deforestation and sand storms from the Middle East may also play a role.
The government in
Delhi tried the even-odd policy — a short-term measure, which cannot
resolve the smog problem. Similarly, the Pakistan’s Punjab government
has made crop and garbage burning illegal now that the province is
Pakistan is also the
fastest urbanizsing country in South Asia — with an annual urbanising
rate of 3 per cent. UN Population Division estimated that half the
country would be living in cities by 2025. Lahore’s population, which is
now at seven million, will exceed 10 million by then. Smog has already
sabotaged north India and Pakistan, and long-term policies are needed.
No city in the world can sustain itself without formulating a clean air
Lahore's iconic Badshahi mosque covered in smog
Lahore’s Orange Line
Metro — a mass transit train line that will run across Lahore in 2018

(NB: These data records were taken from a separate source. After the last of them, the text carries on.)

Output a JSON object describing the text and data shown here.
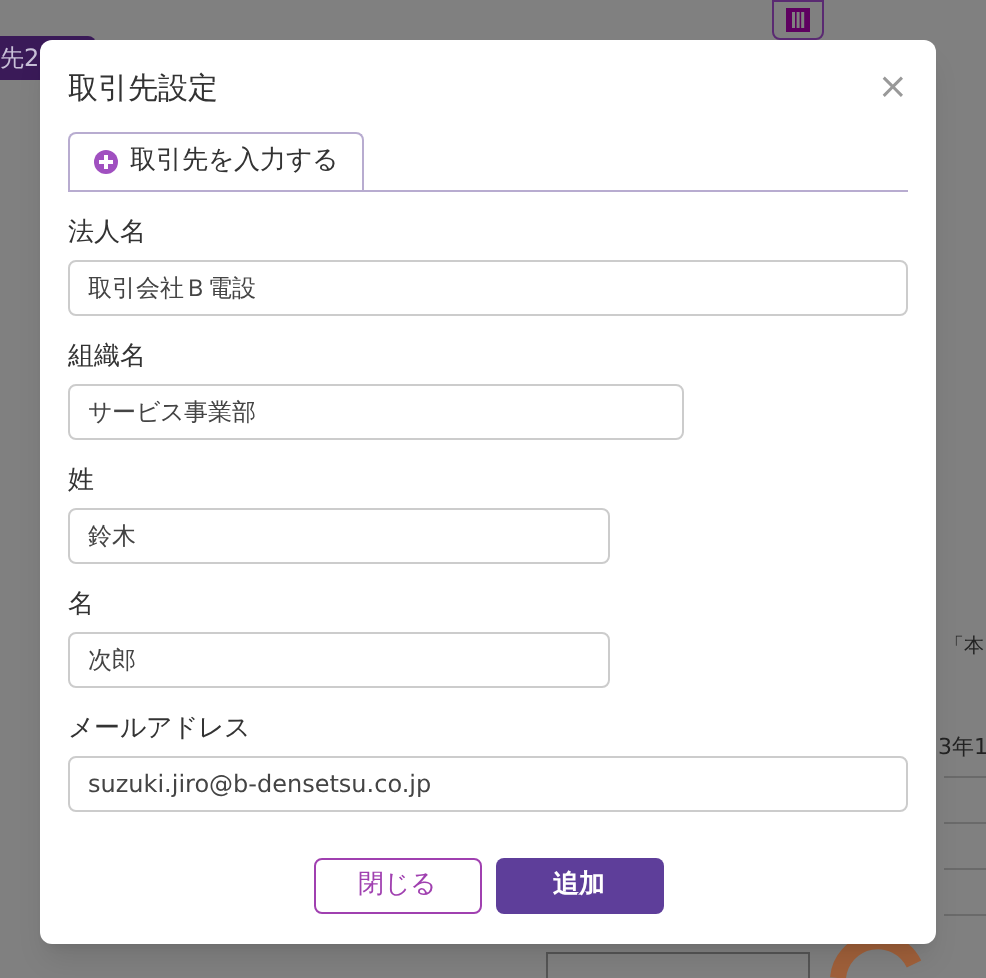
{
  "background": {
    "button": "先2",
    "note": "「本",
    "date": "3年1"
  },
  "dialog": {
    "title": "取引先設定",
    "close": "×",
    "tabs": [
      {
        "label": "取引先を入力する",
        "selected": true
      }
    ],
    "fields": [
      {
        "label": "法人名",
        "value": "取引会社Ｂ電設"
      },
      {
        "label": "組織名",
        "value": "サービス事業部"
      },
      {
        "label": "姓",
        "value": "鈴木"
      },
      {
        "label": "名",
        "value": "次郎"
      },
      {
        "label": "メールアドレス",
        "value": "suzuki.jiro@b-densetsu.co.jp"
      }
    ],
    "buttons": [
      {
        "label": "閉じる",
        "kind": "secondary"
      },
      {
        "label": "追加",
        "kind": "primary"
      }
    ]
  }
}
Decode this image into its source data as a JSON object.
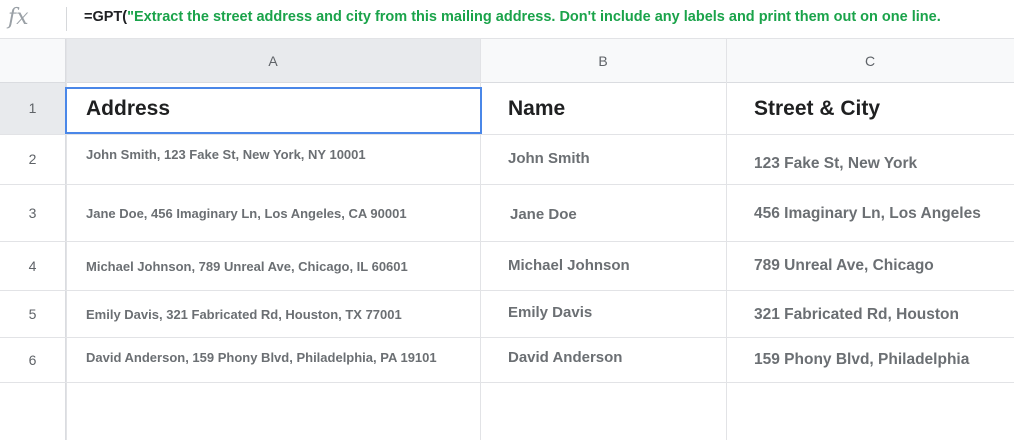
{
  "formula_bar": {
    "fx_label": "fx",
    "formula_prefix": "=GPT(",
    "formula_string": "\"Extract the street address and city from this mailing address. Don't include any labels and print them out on one line."
  },
  "columns": [
    "A",
    "B",
    "C"
  ],
  "rows": [
    "1",
    "2",
    "3",
    "4",
    "5",
    "6"
  ],
  "cells": [
    [
      "Address",
      "Name",
      "Street & City"
    ],
    [
      "John Smith, 123 Fake St, New York, NY 10001",
      "John Smith",
      "123 Fake St, New York"
    ],
    [
      "Jane Doe, 456 Imaginary Ln, Los Angeles, CA 90001",
      "Jane Doe",
      "456 Imaginary Ln, Los Angeles"
    ],
    [
      "Michael Johnson, 789 Unreal Ave, Chicago, IL 60601",
      "Michael Johnson",
      "789 Unreal Ave, Chicago"
    ],
    [
      "Emily Davis, 321 Fabricated Rd, Houston, TX 77001",
      "Emily Davis",
      "321 Fabricated Rd, Houston"
    ],
    [
      "David Anderson, 159 Phony Blvd, Philadelphia, PA 19101",
      "David Anderson",
      "159 Phony Blvd, Philadelphia"
    ]
  ],
  "selected_cell": "A1",
  "colors": {
    "selection": "#4a87e8",
    "formula_string": "#1aa34a"
  }
}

is said to have caused the loss of 2,200 trees in the EIA report.
Governments take pride in economic growth, not environmental
preservation. Any long-term solution will require development projects
to place the environmentalists next to, not far behind, the economists
and financial experts.
chief minister is the younger brother of former Prime Minister Nawaz
Sharif who prides himself in good governance, development, and wants to
turn Lahore into a modern infrastructural marvel and make Pakistan an
But why does it wait
for Allah or India to fix the air pollution caused by this economic
growth and industrialisation? Ultimately poor air or water quality and
the consequent health emergencies will sabotage the GDP, and the public
image of the country.
India and Pakistan
should consider signing a new bilateral agreement like the ‘Indus Water
Treaty’ but, this time, for air pollution control. One wonderful example
of such a treaty is the ‘US-Canada Air Quality Agreement’. This treaty
was initially meant to control “transboundary air pollution” and
included “emissions limitations” and “reduction of pollutants”. The two
countries were required to cut down sulphur dioxide and nitrogen oxides
to control acid rain. The US has a similar treaty with Mexico since
2012 to reduce the pollution in the borderland.
Lastly, there is a
need to empower the farmers in both the countries with the latest
technology to stop them from burning the stubble to prepare the lands
for the next crop.
India and Pakistan
are always at odds with each other. The smog has reminded us that the
two countries are connected in more ways than one. Any issues faced by
one will spill over into the next quickly. We need to move on from this
adolescent stage of blame game and come back to the table.